• _Data records for software interfaces_
+ + + + +
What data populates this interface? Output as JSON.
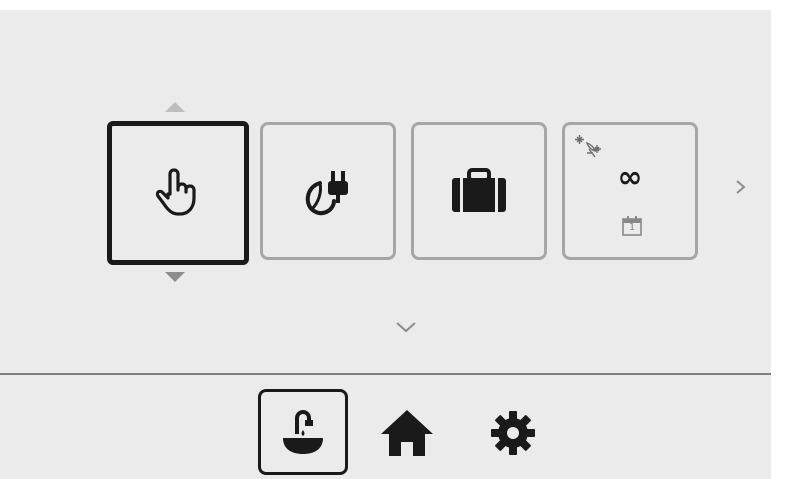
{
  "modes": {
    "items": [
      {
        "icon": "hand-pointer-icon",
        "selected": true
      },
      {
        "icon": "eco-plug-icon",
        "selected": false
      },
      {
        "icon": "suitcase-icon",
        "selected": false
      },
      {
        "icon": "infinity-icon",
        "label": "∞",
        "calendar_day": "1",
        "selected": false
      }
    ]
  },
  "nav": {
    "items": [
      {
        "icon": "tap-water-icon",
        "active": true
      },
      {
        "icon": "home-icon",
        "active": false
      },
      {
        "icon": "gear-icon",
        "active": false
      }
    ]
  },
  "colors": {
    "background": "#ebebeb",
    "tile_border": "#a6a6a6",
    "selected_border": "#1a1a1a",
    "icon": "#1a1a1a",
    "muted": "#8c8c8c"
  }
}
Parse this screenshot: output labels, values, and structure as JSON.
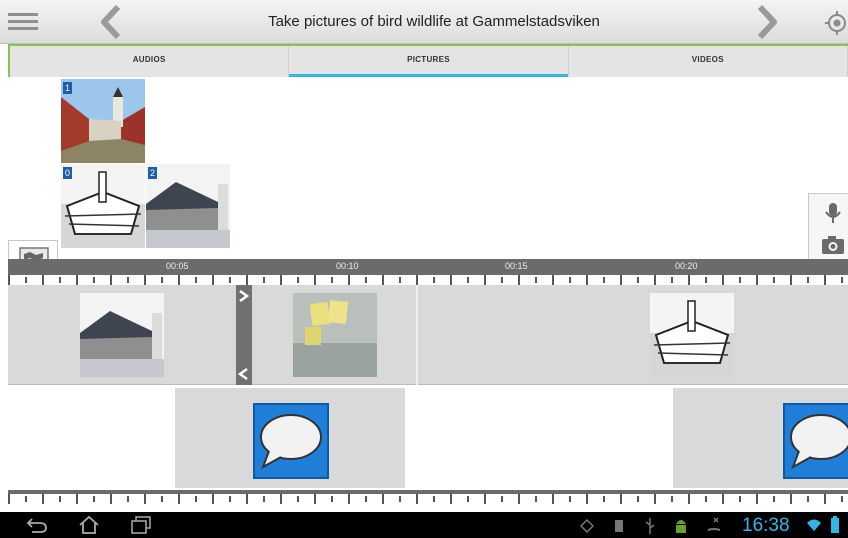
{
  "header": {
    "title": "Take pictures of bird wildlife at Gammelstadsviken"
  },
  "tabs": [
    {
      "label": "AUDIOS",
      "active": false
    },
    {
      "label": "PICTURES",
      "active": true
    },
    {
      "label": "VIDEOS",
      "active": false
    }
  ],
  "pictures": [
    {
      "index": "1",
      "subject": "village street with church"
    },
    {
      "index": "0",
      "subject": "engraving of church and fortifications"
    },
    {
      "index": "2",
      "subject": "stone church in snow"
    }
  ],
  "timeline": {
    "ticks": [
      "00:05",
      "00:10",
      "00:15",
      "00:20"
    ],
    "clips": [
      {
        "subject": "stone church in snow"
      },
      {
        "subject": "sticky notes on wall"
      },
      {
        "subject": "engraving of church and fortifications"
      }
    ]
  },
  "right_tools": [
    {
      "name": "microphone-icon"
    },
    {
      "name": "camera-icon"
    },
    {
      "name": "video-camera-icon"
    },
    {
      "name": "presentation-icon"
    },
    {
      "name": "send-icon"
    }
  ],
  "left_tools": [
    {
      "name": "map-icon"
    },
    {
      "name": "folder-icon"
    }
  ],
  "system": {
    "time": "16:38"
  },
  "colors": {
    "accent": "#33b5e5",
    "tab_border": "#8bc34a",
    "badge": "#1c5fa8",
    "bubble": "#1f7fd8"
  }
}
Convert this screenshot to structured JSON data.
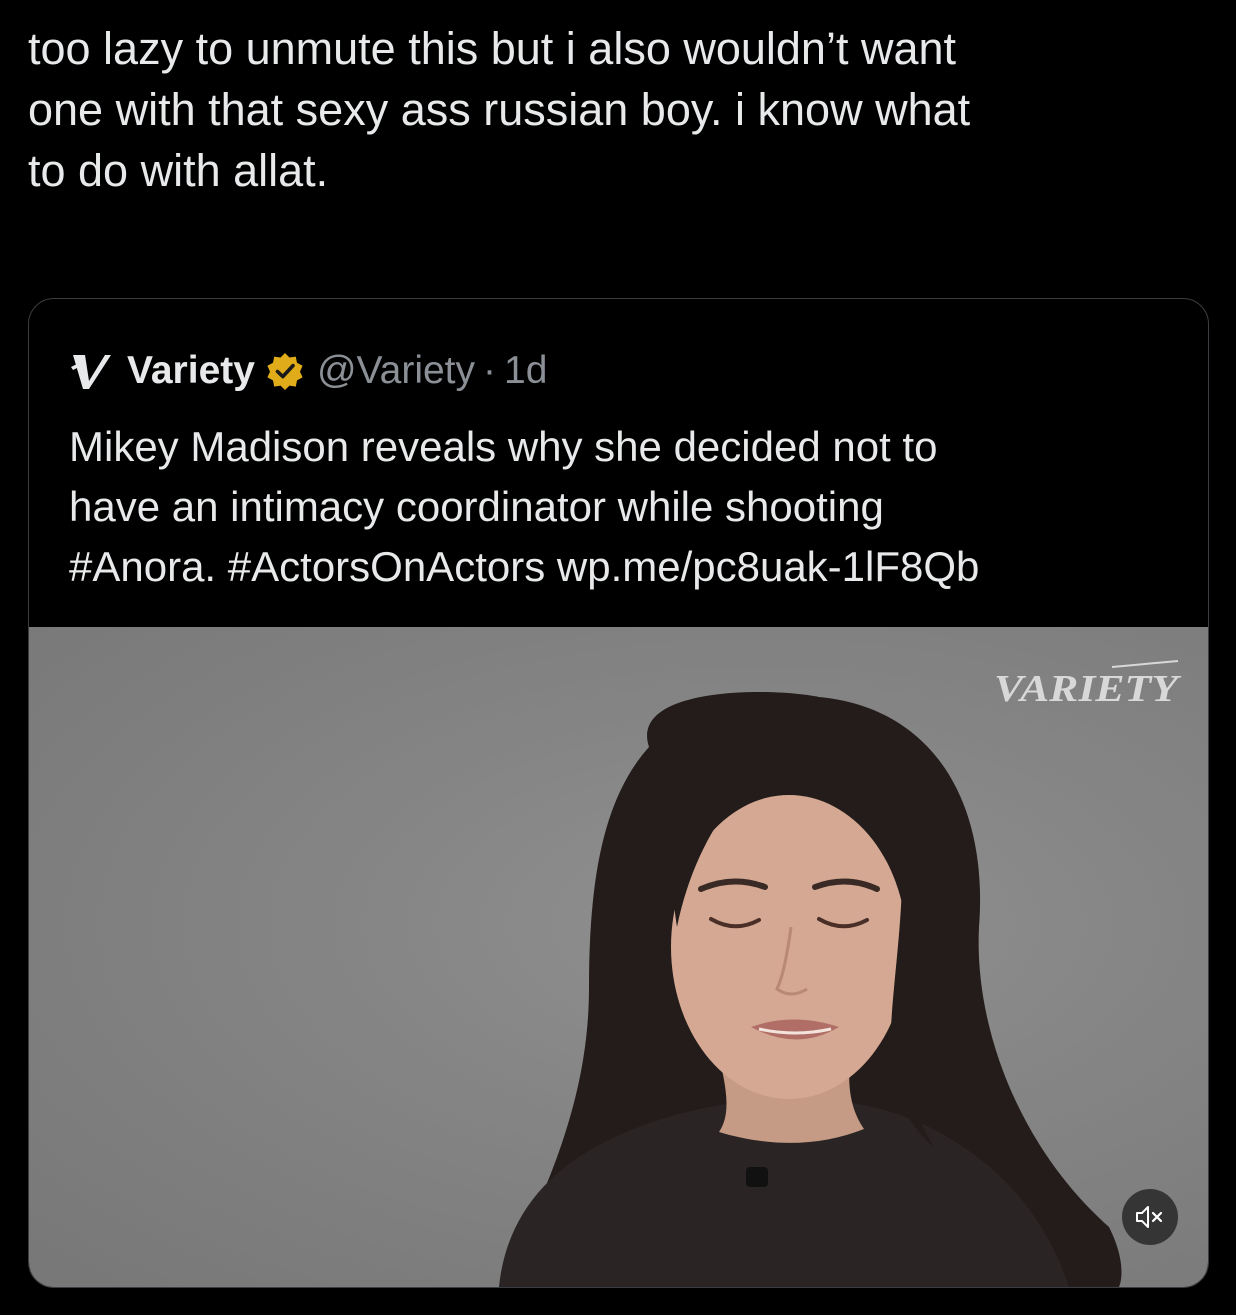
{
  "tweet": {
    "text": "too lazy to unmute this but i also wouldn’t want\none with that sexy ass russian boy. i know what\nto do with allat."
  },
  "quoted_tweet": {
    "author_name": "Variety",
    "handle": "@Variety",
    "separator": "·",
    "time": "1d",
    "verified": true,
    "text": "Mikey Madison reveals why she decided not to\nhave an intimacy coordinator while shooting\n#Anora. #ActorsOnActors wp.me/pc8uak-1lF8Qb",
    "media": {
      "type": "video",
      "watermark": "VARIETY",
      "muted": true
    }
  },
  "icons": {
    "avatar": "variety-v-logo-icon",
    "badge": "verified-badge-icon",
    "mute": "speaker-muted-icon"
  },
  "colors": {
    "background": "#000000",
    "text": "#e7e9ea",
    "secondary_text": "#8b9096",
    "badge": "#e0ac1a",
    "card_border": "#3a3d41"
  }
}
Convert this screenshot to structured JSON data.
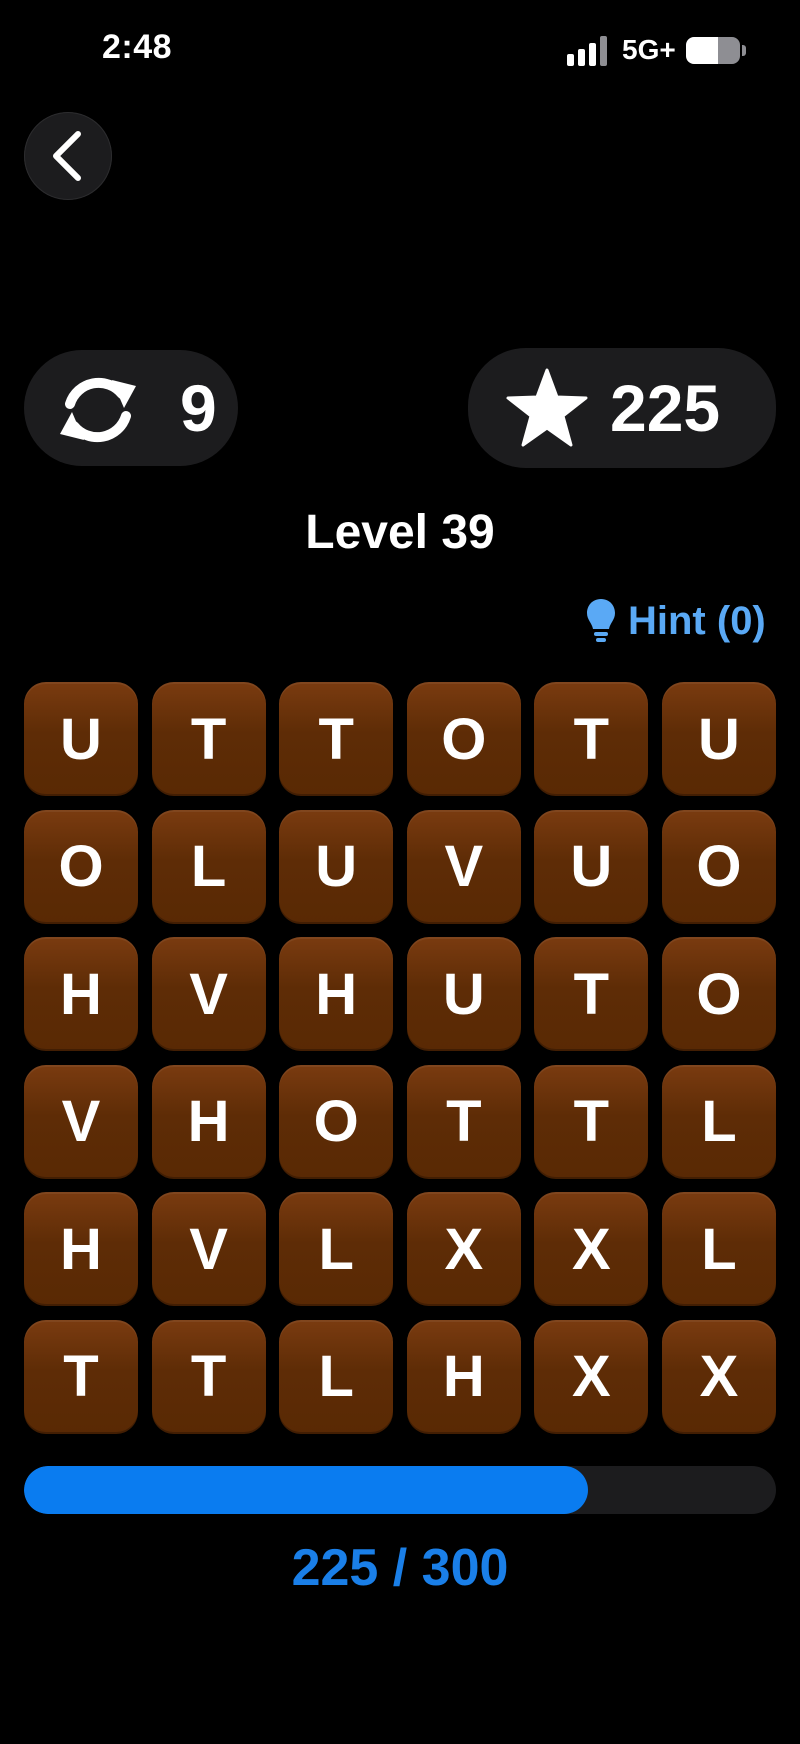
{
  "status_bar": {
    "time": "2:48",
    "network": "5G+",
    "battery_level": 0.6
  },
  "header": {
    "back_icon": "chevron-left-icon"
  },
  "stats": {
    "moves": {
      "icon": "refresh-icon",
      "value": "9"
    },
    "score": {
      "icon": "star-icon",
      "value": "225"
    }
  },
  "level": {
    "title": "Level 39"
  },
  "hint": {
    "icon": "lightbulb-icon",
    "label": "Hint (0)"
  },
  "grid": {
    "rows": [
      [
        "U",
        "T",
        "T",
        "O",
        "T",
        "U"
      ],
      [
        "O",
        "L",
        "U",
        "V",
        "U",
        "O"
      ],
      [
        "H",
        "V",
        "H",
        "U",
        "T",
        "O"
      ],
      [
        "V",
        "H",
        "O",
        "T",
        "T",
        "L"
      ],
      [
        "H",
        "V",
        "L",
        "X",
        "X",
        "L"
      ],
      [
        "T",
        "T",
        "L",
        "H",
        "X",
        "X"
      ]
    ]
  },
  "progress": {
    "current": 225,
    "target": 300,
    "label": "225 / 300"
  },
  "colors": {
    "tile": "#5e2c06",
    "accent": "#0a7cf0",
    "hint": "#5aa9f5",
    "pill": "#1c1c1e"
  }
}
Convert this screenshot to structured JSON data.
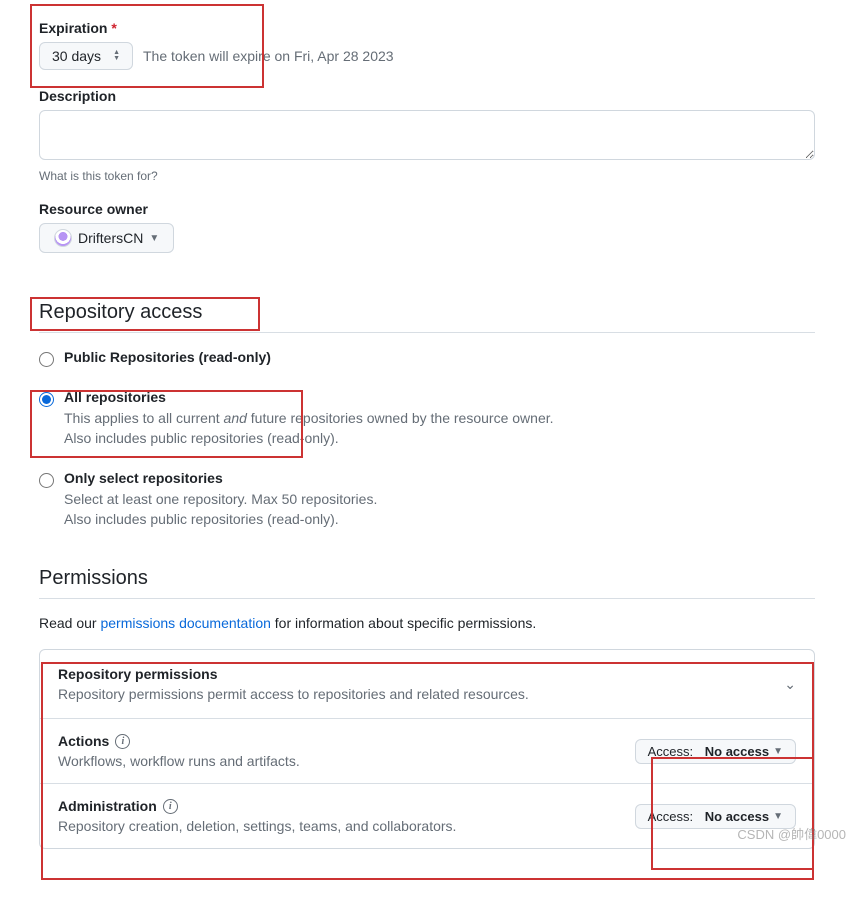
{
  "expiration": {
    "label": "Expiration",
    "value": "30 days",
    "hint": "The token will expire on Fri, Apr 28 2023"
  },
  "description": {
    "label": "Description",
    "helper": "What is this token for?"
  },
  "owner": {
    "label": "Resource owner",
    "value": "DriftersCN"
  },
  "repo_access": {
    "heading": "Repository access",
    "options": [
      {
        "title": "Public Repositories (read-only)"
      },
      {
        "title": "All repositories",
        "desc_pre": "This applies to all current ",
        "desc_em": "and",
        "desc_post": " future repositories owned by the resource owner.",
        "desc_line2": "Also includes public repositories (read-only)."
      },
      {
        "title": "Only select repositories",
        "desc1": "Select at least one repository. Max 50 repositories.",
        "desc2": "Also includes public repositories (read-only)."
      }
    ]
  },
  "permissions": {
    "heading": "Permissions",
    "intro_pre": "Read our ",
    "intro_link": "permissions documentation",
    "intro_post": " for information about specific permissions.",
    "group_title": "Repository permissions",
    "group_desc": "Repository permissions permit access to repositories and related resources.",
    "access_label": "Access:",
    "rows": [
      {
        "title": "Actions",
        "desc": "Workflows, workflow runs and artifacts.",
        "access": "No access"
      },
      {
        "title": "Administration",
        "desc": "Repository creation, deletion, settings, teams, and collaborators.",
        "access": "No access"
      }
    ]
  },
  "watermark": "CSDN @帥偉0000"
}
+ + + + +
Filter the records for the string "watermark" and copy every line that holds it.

      "watermark": "VARIETY",
  "watermark": "CSDN @帥偉0000"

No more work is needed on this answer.